Filter the listing below down to the lines with the word "创友软件" and copy those.

#####

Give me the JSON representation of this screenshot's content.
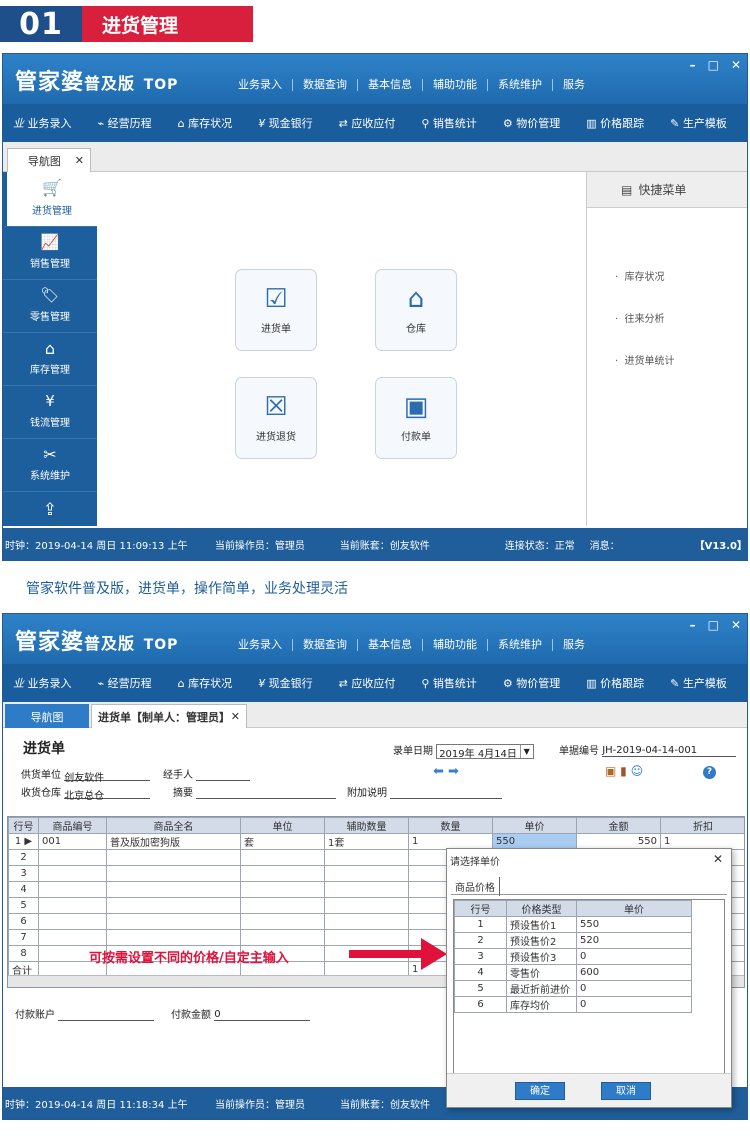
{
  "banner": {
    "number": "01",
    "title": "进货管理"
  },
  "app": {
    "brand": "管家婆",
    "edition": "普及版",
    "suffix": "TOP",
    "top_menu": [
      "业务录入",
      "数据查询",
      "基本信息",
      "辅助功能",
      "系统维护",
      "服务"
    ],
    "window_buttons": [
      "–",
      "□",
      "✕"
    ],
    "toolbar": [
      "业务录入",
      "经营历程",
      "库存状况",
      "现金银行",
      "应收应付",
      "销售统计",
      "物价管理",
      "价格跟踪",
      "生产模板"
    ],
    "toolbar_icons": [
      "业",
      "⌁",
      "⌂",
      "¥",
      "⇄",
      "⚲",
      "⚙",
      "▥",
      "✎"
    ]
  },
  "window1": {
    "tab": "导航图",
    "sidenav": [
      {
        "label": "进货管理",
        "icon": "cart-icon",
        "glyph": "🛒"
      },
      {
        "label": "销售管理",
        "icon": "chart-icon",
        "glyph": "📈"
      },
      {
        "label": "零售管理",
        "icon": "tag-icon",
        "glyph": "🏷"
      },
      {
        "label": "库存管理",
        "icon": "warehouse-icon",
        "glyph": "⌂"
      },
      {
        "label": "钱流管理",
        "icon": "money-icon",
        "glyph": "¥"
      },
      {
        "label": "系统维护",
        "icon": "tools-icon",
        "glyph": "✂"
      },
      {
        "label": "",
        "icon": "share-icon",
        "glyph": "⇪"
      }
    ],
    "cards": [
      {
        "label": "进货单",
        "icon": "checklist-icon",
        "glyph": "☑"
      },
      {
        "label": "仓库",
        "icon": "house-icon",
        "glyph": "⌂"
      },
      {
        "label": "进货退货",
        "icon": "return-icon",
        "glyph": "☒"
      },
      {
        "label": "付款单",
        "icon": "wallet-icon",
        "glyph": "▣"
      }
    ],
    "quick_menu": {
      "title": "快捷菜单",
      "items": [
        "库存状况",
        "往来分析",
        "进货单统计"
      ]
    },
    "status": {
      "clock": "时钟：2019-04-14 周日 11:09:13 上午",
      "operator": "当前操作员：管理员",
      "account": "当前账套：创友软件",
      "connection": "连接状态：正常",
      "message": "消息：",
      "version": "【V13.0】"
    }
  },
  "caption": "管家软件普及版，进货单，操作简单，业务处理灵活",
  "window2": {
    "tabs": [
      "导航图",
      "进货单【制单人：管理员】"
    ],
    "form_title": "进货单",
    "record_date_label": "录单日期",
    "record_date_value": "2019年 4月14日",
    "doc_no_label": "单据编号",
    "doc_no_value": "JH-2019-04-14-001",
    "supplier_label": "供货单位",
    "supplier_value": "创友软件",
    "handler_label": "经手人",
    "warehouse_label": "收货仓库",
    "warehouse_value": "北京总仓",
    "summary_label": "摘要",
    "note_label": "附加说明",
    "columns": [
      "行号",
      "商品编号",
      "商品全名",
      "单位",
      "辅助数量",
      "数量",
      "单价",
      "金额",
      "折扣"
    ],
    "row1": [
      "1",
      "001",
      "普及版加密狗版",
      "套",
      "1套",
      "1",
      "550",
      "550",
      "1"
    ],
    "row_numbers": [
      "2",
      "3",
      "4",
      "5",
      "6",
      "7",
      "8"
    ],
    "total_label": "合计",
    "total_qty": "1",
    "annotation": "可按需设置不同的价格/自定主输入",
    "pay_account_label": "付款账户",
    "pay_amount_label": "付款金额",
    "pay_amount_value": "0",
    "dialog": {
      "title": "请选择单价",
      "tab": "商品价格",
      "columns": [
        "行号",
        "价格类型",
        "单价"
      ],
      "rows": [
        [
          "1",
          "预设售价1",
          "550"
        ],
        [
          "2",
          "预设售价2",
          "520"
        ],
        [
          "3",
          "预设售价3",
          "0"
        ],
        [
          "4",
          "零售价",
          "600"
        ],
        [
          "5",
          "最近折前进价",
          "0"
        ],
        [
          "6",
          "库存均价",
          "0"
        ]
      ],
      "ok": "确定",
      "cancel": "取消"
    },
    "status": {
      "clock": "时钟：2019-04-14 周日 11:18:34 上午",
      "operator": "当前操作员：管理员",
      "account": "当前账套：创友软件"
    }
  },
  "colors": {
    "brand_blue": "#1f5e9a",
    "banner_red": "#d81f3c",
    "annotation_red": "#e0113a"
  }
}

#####

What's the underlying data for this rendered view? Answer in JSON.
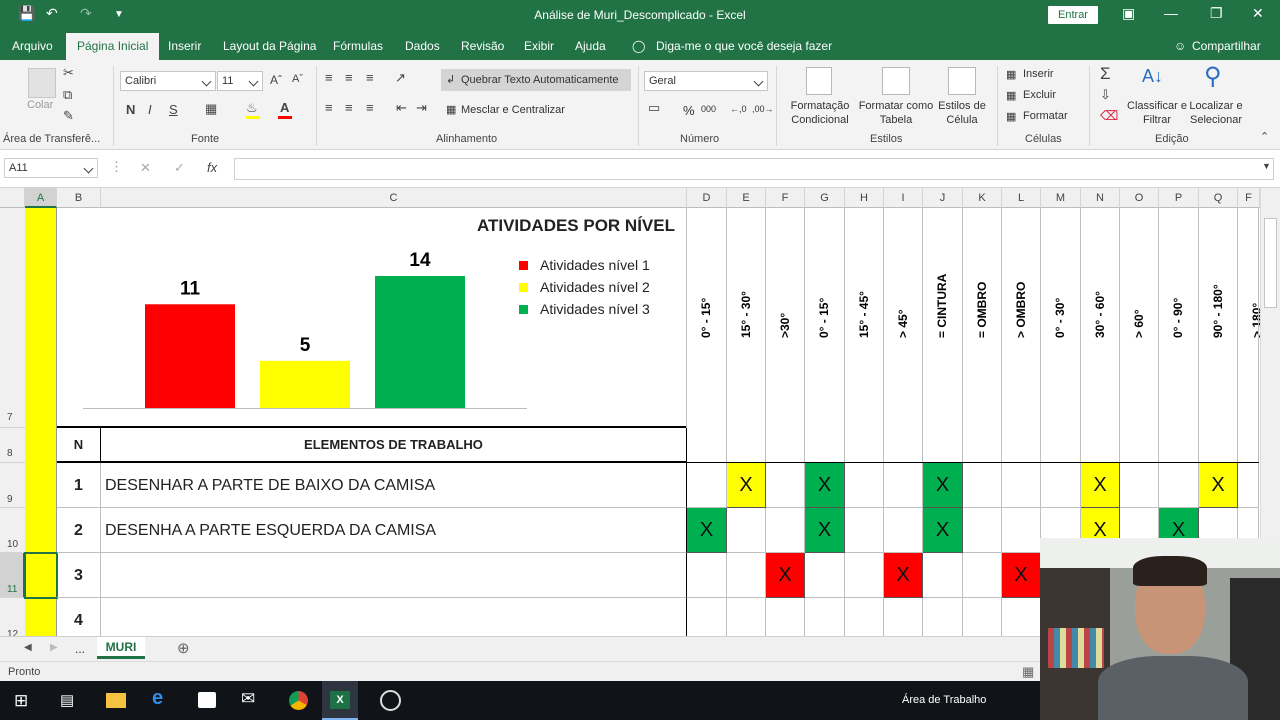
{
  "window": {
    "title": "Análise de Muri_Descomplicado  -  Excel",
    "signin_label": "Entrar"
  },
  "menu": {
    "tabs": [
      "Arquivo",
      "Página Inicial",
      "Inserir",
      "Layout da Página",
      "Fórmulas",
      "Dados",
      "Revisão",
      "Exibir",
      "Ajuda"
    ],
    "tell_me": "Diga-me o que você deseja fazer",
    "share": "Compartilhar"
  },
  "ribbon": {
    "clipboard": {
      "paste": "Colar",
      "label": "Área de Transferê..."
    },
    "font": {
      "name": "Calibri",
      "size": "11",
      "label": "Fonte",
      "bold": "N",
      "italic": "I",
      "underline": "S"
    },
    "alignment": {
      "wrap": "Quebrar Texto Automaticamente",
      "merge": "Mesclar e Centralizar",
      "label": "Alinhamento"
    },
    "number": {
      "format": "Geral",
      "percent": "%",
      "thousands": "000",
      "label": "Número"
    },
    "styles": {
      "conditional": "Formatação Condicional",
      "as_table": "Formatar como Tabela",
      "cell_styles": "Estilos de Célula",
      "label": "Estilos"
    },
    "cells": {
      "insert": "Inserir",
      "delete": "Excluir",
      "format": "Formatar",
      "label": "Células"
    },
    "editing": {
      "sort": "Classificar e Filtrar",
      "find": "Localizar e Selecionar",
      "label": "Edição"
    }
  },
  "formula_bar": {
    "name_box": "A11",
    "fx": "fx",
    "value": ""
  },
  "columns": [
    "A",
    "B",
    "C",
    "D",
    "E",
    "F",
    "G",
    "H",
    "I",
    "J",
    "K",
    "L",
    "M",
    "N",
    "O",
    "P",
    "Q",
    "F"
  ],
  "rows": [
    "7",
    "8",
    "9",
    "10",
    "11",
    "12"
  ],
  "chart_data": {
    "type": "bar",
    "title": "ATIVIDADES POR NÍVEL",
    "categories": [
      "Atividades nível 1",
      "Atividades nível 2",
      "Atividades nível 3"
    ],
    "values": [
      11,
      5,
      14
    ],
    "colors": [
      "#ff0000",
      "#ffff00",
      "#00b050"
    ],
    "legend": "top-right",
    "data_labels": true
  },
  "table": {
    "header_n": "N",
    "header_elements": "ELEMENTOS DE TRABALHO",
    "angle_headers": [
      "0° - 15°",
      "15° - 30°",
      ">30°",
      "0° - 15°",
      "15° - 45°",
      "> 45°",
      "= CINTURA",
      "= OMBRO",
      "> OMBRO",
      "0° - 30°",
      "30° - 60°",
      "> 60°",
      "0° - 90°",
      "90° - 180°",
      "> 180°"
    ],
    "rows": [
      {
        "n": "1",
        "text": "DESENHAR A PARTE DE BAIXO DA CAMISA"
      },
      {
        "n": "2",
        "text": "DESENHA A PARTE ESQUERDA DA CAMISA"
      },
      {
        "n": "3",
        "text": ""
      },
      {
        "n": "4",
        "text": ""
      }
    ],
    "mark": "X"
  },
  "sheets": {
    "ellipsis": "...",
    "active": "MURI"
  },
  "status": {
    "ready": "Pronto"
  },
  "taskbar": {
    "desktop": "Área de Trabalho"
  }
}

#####

» ANSWER BOX
      "account": "当前账套：创友软件",
    "supplier_value": "创友软件",
      "account": "当前账套：创友软件"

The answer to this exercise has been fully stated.